When the Airbus A320 debuted 12 years ago, controversy soon clouded its inception.
Many thought the planes, made by the European consortium Airbus Industrie, based in Toulouse, France, were simply too complicated to fly and too dangerous.
But adjustments were made and pilots retrained, and the aircraft soon became thought of as one of the most reliable flying machines in the industry. The plane has a good accident record; the crash in the Persian Gulf today that killed 143 people was the aircraft’s fourth fatal air disaster. “The 320 is a good bird,” said ABCNEWS aviation expert John Nance. The plane is “an extremely reliable, state-of-the-art airplane.” The plane involved in today’s crash was delivered to Gulf Air in 1994 and had accumulated about 17,177 hours on some 13,848 flights, according to a statement by Airbus Industrie. It was powered by CFM56-5A engines manufactured by CFM International, a joint venture between General Electric and the French company SNECMA.

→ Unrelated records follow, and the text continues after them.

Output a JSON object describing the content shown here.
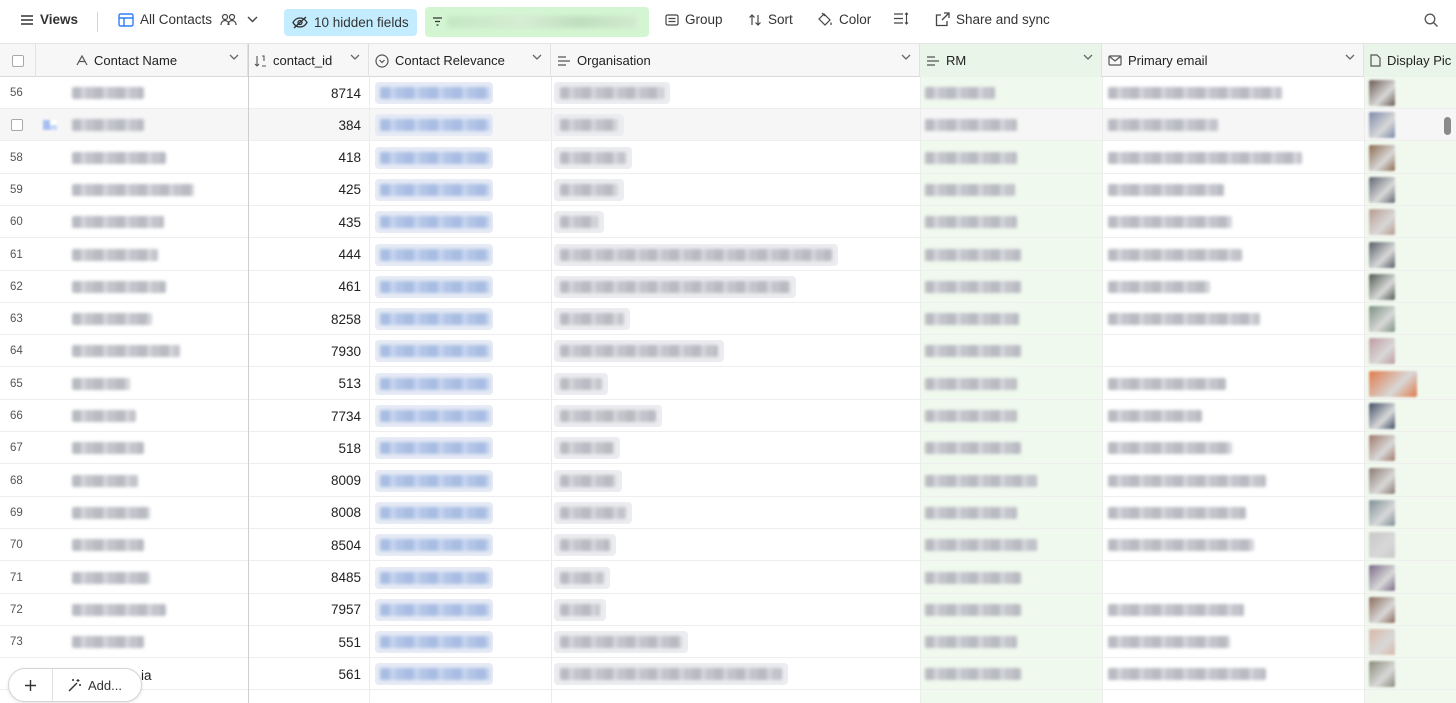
{
  "toolbar": {
    "views_label": "Views",
    "view_name": "All Contacts",
    "hidden_fields_label": "10 hidden fields",
    "group_label": "Group",
    "sort_label": "Sort",
    "color_label": "Color",
    "share_label": "Share and sync"
  },
  "columns": [
    {
      "name": "Contact Name"
    },
    {
      "name": "contact_id"
    },
    {
      "name": "Contact Relevance"
    },
    {
      "name": "Organisation"
    },
    {
      "name": "RM"
    },
    {
      "name": "Primary email"
    },
    {
      "name": "Display Pic"
    }
  ],
  "rows": [
    {
      "num": "56",
      "contact_id": "8714"
    },
    {
      "num": "",
      "contact_id": "384"
    },
    {
      "num": "58",
      "contact_id": "418"
    },
    {
      "num": "59",
      "contact_id": "425"
    },
    {
      "num": "60",
      "contact_id": "435"
    },
    {
      "num": "61",
      "contact_id": "444"
    },
    {
      "num": "62",
      "contact_id": "461"
    },
    {
      "num": "63",
      "contact_id": "8258"
    },
    {
      "num": "64",
      "contact_id": "7930"
    },
    {
      "num": "65",
      "contact_id": "513"
    },
    {
      "num": "66",
      "contact_id": "7734"
    },
    {
      "num": "67",
      "contact_id": "518"
    },
    {
      "num": "68",
      "contact_id": "8009"
    },
    {
      "num": "69",
      "contact_id": "8008"
    },
    {
      "num": "70",
      "contact_id": "8504"
    },
    {
      "num": "71",
      "contact_id": "8485"
    },
    {
      "num": "72",
      "contact_id": "7957"
    },
    {
      "num": "73",
      "contact_id": "551"
    },
    {
      "num": "",
      "contact_id": "561"
    }
  ],
  "footer": {
    "add_label": "Add...",
    "name_fragment": "ia"
  },
  "colors": {
    "hidden_fields_bg": "#c4ecff",
    "filter_bg": "#d4f5d2",
    "rm_column_bg": "#f0f9ee"
  },
  "icons": {
    "views": "hamburger-icon",
    "view": "grid-view-icon",
    "collaborators": "people-icon",
    "hidden": "eye-slash-icon",
    "filter": "filter-icon",
    "group": "group-icon",
    "sort": "sort-icon",
    "color": "paint-bucket-icon",
    "row_height": "row-height-icon",
    "share": "share-icon",
    "search": "search-icon"
  }
}
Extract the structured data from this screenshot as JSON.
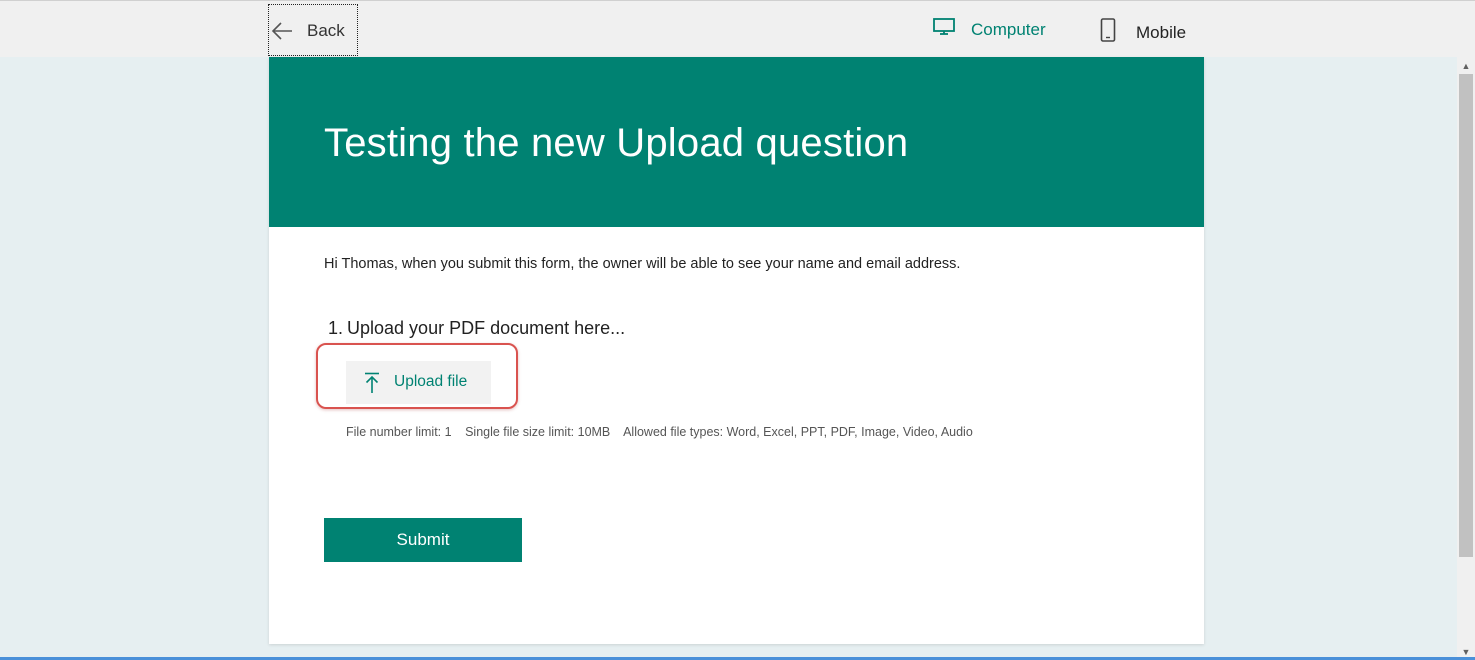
{
  "topbar": {
    "back_label": "Back",
    "computer_label": "Computer",
    "mobile_label": "Mobile"
  },
  "form": {
    "title": "Testing the new Upload question",
    "notice": "Hi Thomas, when you submit this form, the owner will be able to see your name and email address.",
    "question": {
      "number": "1.",
      "text": "Upload your PDF document here...",
      "upload_label": "Upload file",
      "limits": {
        "file_number": "File number limit: 1",
        "file_size": "Single file size limit: 10MB",
        "file_types": "Allowed file types: Word, Excel, PPT, PDF, Image, Video, Audio"
      }
    },
    "submit_label": "Submit"
  },
  "colors": {
    "accent": "#008272",
    "highlight": "#d9534f",
    "page_bg": "#e6eff1"
  },
  "icons": {
    "back": "arrow-left-icon",
    "computer": "monitor-icon",
    "mobile": "phone-icon",
    "upload": "upload-arrow-icon"
  }
}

There is no indication that any particular problems with the A320 model of the plane contributed to the crash. An air traffic controller said he received no word from the pilots that anything was wrong with the plane shortly before it plunged into the Persian Gulf.
Fastest-Selling Aircraft According to its maker, the Airbus A320 is the fastest-selling jetliner family in the world. There are 840 A320s used worldwide, about 200 of them in the United States. Chicago-based United Airlines has been one of the consortium’s best customers in this country, currently operating a fleet of more than 90 A319s and A320s. Earlier this month, United announced it had ordered a total of 164 A320 aircraft. US Airways uses the A320 jetliners to fly the popular shuttle route between New York and Washington, D.C. The A320 is a twin-engined, short- to medium-range aircraft — it can fly 3,400 miles — and designed to carry typically 150 passengers. The A320’s state-of-the-art flying technology, called fly-by-wire, is a computerized system designed to prevent pilot error by prohibiting pilots from meaneuvering the plane into extreme banks, climbs and dives.
Debate Over Flying Technology Still, the technology continues to stir debate in the aviation field with pilots and other air experts questioning whether the planes or the pilots should have more control over the aircraft. “There were several problems in the early service of the A320 where pilots had difficulty flying the airplane and basically made mistakes using the software and the airplane had accidents,” said John Hansman, an expert at the Massachusetts Institute of Technology. The A320 was the first of its kind, according to Nance, to incorporate two major innovations in its operational structure. The first is a sidestick controller that operates “kind of like a joystick,” Nance said.
The Airbus A320 model, in use since 1988, is one of the world’s most widely used aircraft. The plane can be set up with 150 or 164 seats and has a range of about 3,500 miles.
Airbus has built more than 1,000 single-aisle 320-family planes. French, German, British and Spanish companies own parts of Airbus, which is considered the world’s second-biggest manufacturer of large passenger jets after Boeing.
The fly-by-wire system has only previously been incorporated into the flying systems of fighter jets and the supersonic Concorde. In the system, computers onboard the plane transmit what the pilot inputs into electrical signals, which are then sent through wires to control hydraulic valves. On conventional planes, cables that run through the airplane control the hydraulic devices which move the flight-control surfaces. Pilots can override the onboard computers on conventional planes, if necessary.
But the common feeling, Nance says, has come to be that “it’s safe. There’s no question that it is as safe” as the conventional way of control.
ABCNEWS’ Lisa Stark and ABCNEWS.com’s Andrew Chang contributed to this report.